Fired official sues Vatican
The Catholic Church’s former chief auditor says he was removed for trying to expose institutional corruption
Libero Milone, the former chief auditor of the Vatican, has sued the Church’s Secretariat of State and current auditor general, claiming the Church has reopened a baseless criminal investigation against him in order to silence him after ignoring his reports of official malfeasance.
Milone and fellow auditor Ferruccio Panicco claim the Vatican unjustly ended their contracts, ruined their professional reputations, and rendered them persona non grata in Italy. They are demanding €9 million ($9.2 million) in damages.
The ex-auditor told the New York Times he was pressured into resigning in 2017 after he was accused of abusing Church resources to spy on top cardinals and threatened with jail. While he said he filed numerous reports of financial impropriety among cardinals and other Vatican officials, prosecutors “never, ever acted.” Pope Francis allegedly went from asking for personal presentations of the damning findings to shutting Milone out, even attacking him publicly.
“I was discovering things that somebody wanted to keep undercover,” Milone told reporters last week after filing his lawsuit, explaining that while he had not sought to “find cardinals putting money in their pockets,” he had found exactly that, all in the course of his official duties.
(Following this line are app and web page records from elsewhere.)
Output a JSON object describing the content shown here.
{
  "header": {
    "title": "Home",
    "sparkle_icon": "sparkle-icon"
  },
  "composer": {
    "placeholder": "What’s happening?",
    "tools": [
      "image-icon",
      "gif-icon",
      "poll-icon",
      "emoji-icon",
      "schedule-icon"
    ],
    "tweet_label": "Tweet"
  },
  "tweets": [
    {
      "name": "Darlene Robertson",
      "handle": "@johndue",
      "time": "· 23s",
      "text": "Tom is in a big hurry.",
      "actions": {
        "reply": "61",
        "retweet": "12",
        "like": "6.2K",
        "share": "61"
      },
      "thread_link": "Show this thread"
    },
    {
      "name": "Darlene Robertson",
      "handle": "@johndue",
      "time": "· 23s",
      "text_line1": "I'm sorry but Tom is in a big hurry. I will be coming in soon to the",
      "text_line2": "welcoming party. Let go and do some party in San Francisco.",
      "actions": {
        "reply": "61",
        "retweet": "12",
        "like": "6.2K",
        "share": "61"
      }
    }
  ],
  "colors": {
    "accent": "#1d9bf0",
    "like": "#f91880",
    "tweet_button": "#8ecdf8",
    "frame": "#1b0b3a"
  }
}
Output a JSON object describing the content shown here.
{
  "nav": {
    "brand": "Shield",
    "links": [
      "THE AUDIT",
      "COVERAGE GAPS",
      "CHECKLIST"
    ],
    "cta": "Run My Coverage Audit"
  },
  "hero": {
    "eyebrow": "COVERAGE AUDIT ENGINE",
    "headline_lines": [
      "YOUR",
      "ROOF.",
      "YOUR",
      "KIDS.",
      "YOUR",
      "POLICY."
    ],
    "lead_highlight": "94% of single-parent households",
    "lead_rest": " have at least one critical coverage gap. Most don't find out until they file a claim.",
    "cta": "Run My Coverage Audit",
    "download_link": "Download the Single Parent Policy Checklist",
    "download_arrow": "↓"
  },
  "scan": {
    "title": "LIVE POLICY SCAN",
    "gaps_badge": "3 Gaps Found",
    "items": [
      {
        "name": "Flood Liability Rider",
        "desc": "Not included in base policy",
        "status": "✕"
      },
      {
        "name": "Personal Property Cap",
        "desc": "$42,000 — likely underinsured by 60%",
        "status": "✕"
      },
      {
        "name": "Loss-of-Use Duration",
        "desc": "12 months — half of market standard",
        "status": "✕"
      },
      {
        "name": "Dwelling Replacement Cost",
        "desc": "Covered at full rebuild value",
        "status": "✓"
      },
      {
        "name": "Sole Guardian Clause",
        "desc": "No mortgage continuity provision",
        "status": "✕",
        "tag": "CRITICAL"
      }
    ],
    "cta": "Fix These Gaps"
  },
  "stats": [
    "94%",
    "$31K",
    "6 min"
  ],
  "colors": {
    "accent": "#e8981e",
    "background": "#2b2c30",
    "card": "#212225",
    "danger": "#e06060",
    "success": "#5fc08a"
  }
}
While Milone declined to name names outside of court, he described the upper echelons of the Church as a “viper’s nest,” with cardinals pocketing hundreds of thousands of dollars in Church finances, “accidentally” depositing massive sums into personal rather than Church accounts, and keeping shopping bags full of cash in their offices.
One official he did name, Cardinal Giovanni Angelo Becciu, is currently on trial for embezzlement, abuse of office, and defrauding the Church. Milone told the Times he believes Becciu was behind his firing, accusing the official of planting evidence that was later used against him.
In 2018, the Vatican formally declared there was no criminal investigation or judgment pending against Milone, though he claimed he was told in 2019 that Pope Francis had sealed his case. When he officially requested to see the evidence from the probe, he was reportedly told he had no right to it. Earlier this year, the seal was finally lifted and the Vatican reopened the probe. A spokesman confirmed to the New York Times on Thursday that there was an open file on Milone for embezzlement, unsealed since the spring.
Milone has insisted he is innocent of all charges, claiming “we never spied, we have been honest, we did what we had to do, but unfortunately what we had to do was very embarrassing.”